ENTRIES PROVIDED

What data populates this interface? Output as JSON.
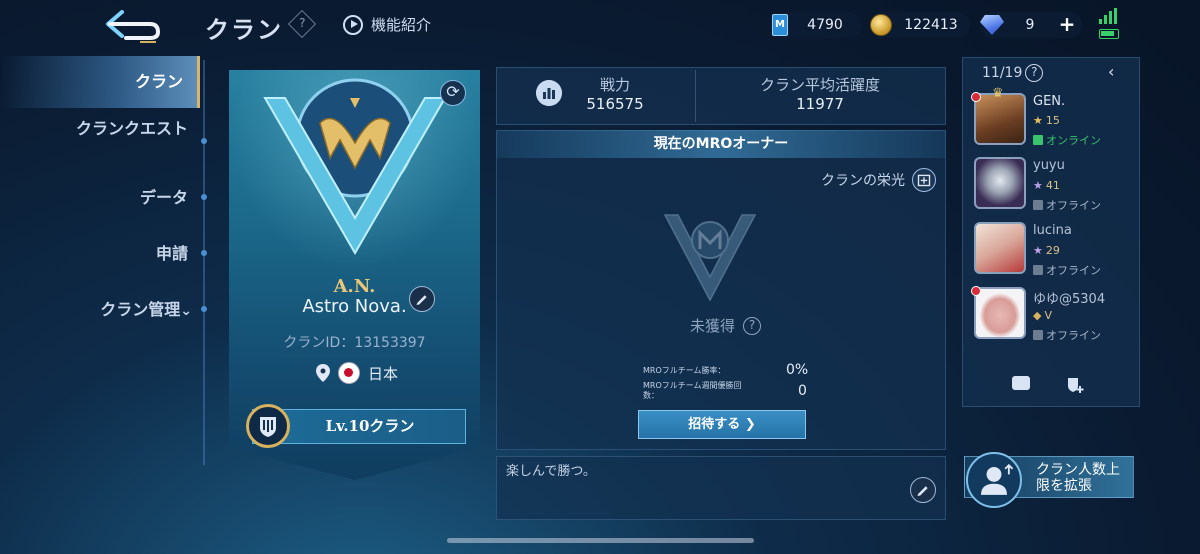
{
  "header": {
    "title": "クラン",
    "help_symbol": "?",
    "feature_intro": "機能紹介"
  },
  "currencies": {
    "ticket_icon_letter": "M",
    "ticket": "4790",
    "gold": "122413",
    "gems": "9",
    "plus": "+"
  },
  "sidebar": {
    "items": [
      {
        "label": "クラン"
      },
      {
        "label": "クランクエスト"
      },
      {
        "label": "データ"
      },
      {
        "label": "申請"
      },
      {
        "label": "クラン管理"
      }
    ],
    "manage_chevron": "⌄"
  },
  "clan": {
    "tag": "A.N.",
    "name": "Astro Nova.",
    "id_text": "クランID：13153397",
    "region": "日本",
    "level": "Lv.10クラン"
  },
  "stats": {
    "power_label": "戦力",
    "power_value": "516575",
    "activity_label": "クラン平均活躍度",
    "activity_value": "11977"
  },
  "mro": {
    "header": "現在のMROオーナー",
    "glory_label": "クランの栄光",
    "status": "未獲得",
    "help_symbol": "?",
    "win_rate_label": "MROフルチーム勝率：",
    "win_rate_value": "0%",
    "weekly_label": "MROフルチーム週間優勝回数：",
    "weekly_value": "0",
    "invite_label": "招待する",
    "invite_arrow": "❯"
  },
  "motto": "楽しんで勝つ。",
  "members": {
    "count": "11/19",
    "help_symbol": "?",
    "collapse_symbol": "‹",
    "list": [
      {
        "name": "GEN.",
        "rank": "15",
        "status": "オンライン",
        "online": true
      },
      {
        "name": "yuyu",
        "rank": "41",
        "status": "オフライン",
        "online": false
      },
      {
        "name": "lucina",
        "rank": "29",
        "status": "オフライン",
        "online": false
      },
      {
        "name": "ゆゆ@5304",
        "rank": "V",
        "status": "オフライン",
        "online": false
      }
    ]
  },
  "expand": {
    "line1": "クラン人数上",
    "line2": "限を拡張"
  },
  "colors": {
    "accent_gold": "#d6b15e",
    "online_green": "#38c36c",
    "panel_blue": "#1b6a8c"
  }
}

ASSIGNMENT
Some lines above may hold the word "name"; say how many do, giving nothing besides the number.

EXPECTED ANSWER
5